It’s been four years since the last book, And Two Shall Become One (Legends of the Romanorum #2) was published and I had forgotten how much I had loved Mael Black and Cian.  And now with Forever May Not Be Long Enough (Legends of the Romanorum #3), their saga is finally over, although other couples in the series look to be getting their own books.  Here, the authors have given Mael and Cian a wonderful sendoff that left me happily satisfied and looking forward to more.

The premise of the series hooked me in from the very start.  You have a vampire Prince and a vampire killing Angel attracted to each other when by their very natures they should be deadly enemies. The first book covers their unconventional  romance from the beginning, where we see the emotional turmoil and mental anguish their feelings bring.  The second book in series sees their relationship continue to deepen as Mael announces to the court that Cian is now his consort and the consequences of that decision. Now they are an established couple but still discovering parts of each other previously unknown.  Cian is a 3,000 year old angel who is still trying to figure out what it means to be human and that includes jealousy.  Mael understands human nature but has not seen what a angry Angel can mean.  I love the fact that Black and Carmichael take the issues that might pop up as a couple navigates a new relationship and applies it to a new couple with diametrically opposed natures.

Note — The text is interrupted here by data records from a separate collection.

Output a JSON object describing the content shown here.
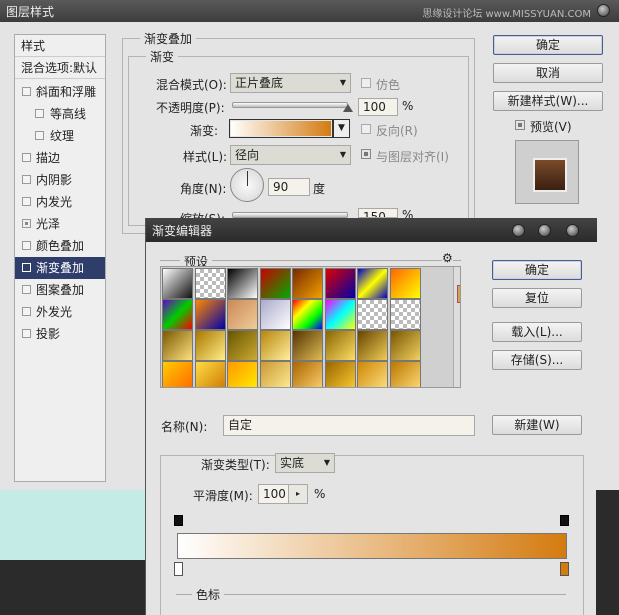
{
  "layer_style": {
    "title": "图层样式",
    "watermark": "思缘设计论坛 www.MISSYUAN.COM",
    "sidebar": {
      "header": "样式",
      "blend_options": "混合选项:默认",
      "items": [
        {
          "label": "斜面和浮雕",
          "checked": false,
          "sub": false
        },
        {
          "label": "等高线",
          "checked": false,
          "sub": true
        },
        {
          "label": "纹理",
          "checked": false,
          "sub": true
        },
        {
          "label": "描边",
          "checked": false,
          "sub": false
        },
        {
          "label": "内阴影",
          "checked": false,
          "sub": false
        },
        {
          "label": "内发光",
          "checked": false,
          "sub": false
        },
        {
          "label": "光泽",
          "checked": true,
          "sub": false
        },
        {
          "label": "颜色叠加",
          "checked": false,
          "sub": false
        },
        {
          "label": "渐变叠加",
          "checked": true,
          "sub": false,
          "selected": true
        },
        {
          "label": "图案叠加",
          "checked": false,
          "sub": false
        },
        {
          "label": "外发光",
          "checked": false,
          "sub": false
        },
        {
          "label": "投影",
          "checked": false,
          "sub": false
        }
      ]
    },
    "panel": {
      "group_title": "渐变叠加",
      "sub_title": "渐变",
      "blend_mode_label": "混合模式(O):",
      "blend_mode_value": "正片叠底",
      "dither_label": "仿色",
      "opacity_label": "不透明度(P):",
      "opacity_value": "100",
      "opacity_unit": "%",
      "opacity_level_percent": 100,
      "gradient_label": "渐变:",
      "reverse_label": "反向(R)",
      "style_label": "样式(L):",
      "style_value": "径向",
      "align_label": "与图层对齐(I)",
      "angle_label": "角度(N):",
      "angle_value": "90",
      "angle_unit": "度",
      "scale_label": "缩放(S):",
      "scale_value": "150",
      "scale_unit": "%"
    },
    "buttons": {
      "ok": "确定",
      "cancel": "取消",
      "new_style": "新建样式(W)...",
      "preview": "预览(V)"
    }
  },
  "gradient_editor": {
    "title": "渐变编辑器",
    "presets_label": "预设",
    "buttons": {
      "ok": "确定",
      "reset": "复位",
      "load": "载入(L)...",
      "save": "存储(S)...",
      "new": "新建(W)"
    },
    "name_label": "名称(N):",
    "name_value": "自定",
    "type_label": "渐变类型(T):",
    "type_value": "实底",
    "smooth_label": "平滑度(M):",
    "smooth_value": "100",
    "smooth_unit": "%",
    "stops_label": "色标",
    "gradient_colors": [
      "#ffffff",
      "#d47b10"
    ],
    "presets": [
      [
        "#fff|#111",
        "checker|#eee",
        "#000|#fff",
        "#c00|#0a0",
        "#7a2a00|#f0a000",
        "#d00|#00a",
        "#00c|#ff0|#00c",
        "#f60|#ff0"
      ],
      [
        "#60c|#0c0|#f00",
        "#f80|#00a",
        "#cc8855|#eecc99",
        "#aac|#fff",
        "#f00|#ff0|#0f0|#00f",
        "#f0f|#0ff|#ff0",
        "checker|#ccc",
        "checker|#aaa"
      ],
      [
        "#7a5a00|#ffe080",
        "#aa7700|#ffee88",
        "#665500|#ccaa33",
        "#b8860b|#fff0a0",
        "#553300|#ddbb55",
        "#886600|#ffdd66",
        "#664400|#eecc55",
        "#775500|#f2d060"
      ],
      [
        "#ffcc00|#ff6600",
        "#ffdd44|#cc7700",
        "#ff9900|#ffee00",
        "#cc9933|#ffee99",
        "#aa6600|#ffd070",
        "#996600|#ffcc33",
        "#cc8800|#ffe088",
        "#bb7700|#ffdd77"
      ]
    ]
  }
}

And does a great job with it.  Yes, Mael and Cian are busy with their jobs that they forget to make time for each other.  Typical issue.  But Cian is Mael’s ghoul and needs to feed from him, not so typical. Mael needs to understand that Cian accepts his job as Prince and understand the pressures he is under. Typical.  That is job contains meeting with were rulers and messages from the devil, not so typical. And so on.  Typical relationship ramped up to nth degree.

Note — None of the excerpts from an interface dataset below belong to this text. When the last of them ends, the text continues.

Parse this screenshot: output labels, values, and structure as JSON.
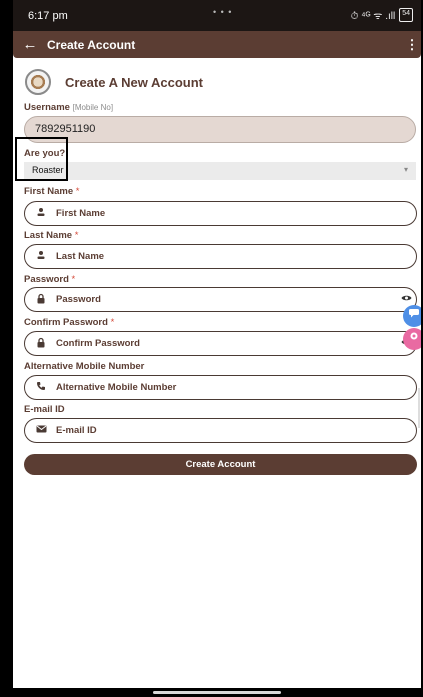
{
  "status_bar": {
    "time": "6:17 pm",
    "dots": "• • •",
    "icons": "⏱ ⁴ᴳ ᯤ .ıll",
    "battery": "54"
  },
  "app_bar": {
    "back_icon": "←",
    "title": "Create Account",
    "more_icon": "⋮"
  },
  "header": {
    "title": "Create A New Account"
  },
  "username": {
    "label": "Username",
    "sublabel": "[Mobile No]",
    "value": "7892951190"
  },
  "role": {
    "label": "Are you?",
    "selected": "Roaster",
    "arrow": "▾"
  },
  "fields": {
    "first_name": {
      "label": "First Name",
      "required": " *",
      "placeholder": "First Name",
      "icon": "person-icon"
    },
    "last_name": {
      "label": "Last Name",
      "required": " *",
      "placeholder": "Last Name",
      "icon": "person-icon"
    },
    "password": {
      "label": "Password",
      "required": " *",
      "placeholder": "Password",
      "icon": "lock-icon"
    },
    "confirm_password": {
      "label": "Confirm Password",
      "required": " *",
      "placeholder": "Confirm Password",
      "icon": "lock-icon"
    },
    "alt_mobile": {
      "label": "Alternative Mobile Number",
      "placeholder": "Alternative Mobile Number",
      "icon": "phone-icon"
    },
    "email": {
      "label": "E-mail ID",
      "placeholder": "E-mail ID",
      "icon": "mail-icon"
    }
  },
  "create_button": {
    "label": "Create Account"
  },
  "colors": {
    "primary": "#5b3d33",
    "required": "#d54a3a",
    "username_bg": "#e4d8d2"
  }
}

The characterizations here are wonderful, full of beings is it easy to love.  In fact Cornelius, court sorcerer, and Brandon, a young vampire rescued off the streets almost stole the second book away from the two main characters, they were that special and endearing in every way.  For those of you who loved them as I did, both Cornelius and Brandon appear here as well.  Another couple starts a relationship here that I suspect will continue, along with Cornelius and Brandon, in other books.  In fact, I would say the problem here is that there is a surfeit of great characters and couples all striving for the readers attention.  Along with the couples already mentioned, back from previous books are Michael and Selena, Dio and Josh,  and so many others that it becomes hard to remember who is paired up and what their backstory is.  An abundance of wealth that could have been spread over additional pages or another story.  Then start throwing in Egyptian gods, Lucifer, werewolves, and the cast inflates almost more than the story can handle.

And that comes back to my final quibble.  If you have not read the first two books, you will be a little baffled once you start reading this book as the backstories and character development is contained in the previous stories . It is taken for granted that the reader is familiar with the convoluted plot lines and familial connections here.  This is a richly layered saga.  Coming in on it cold is definitely not recommended.  Start from the beginning.  Watch the relationship happen.  Weep and shout for joy during the second book. Come to love the characters as I did and then pick up this book.  You won’t be sorry. And now I will wait to see which couple gets the next book.  I hope it won’t be another four years before I find out.

Books in the series, in the order they were  written and should be read:

The Prince’s Angel (Legends of the Romanorum #1) Rating: 4 stars

And Two Shall Become One (Legends of the Romanorum #2) Rating: 4.5 stars

Forever May Not Be Long Enough (Legends of the Romanorum #3) Rating: 4.25 stars

Cover:  Gorgeous cover by Alessia Brio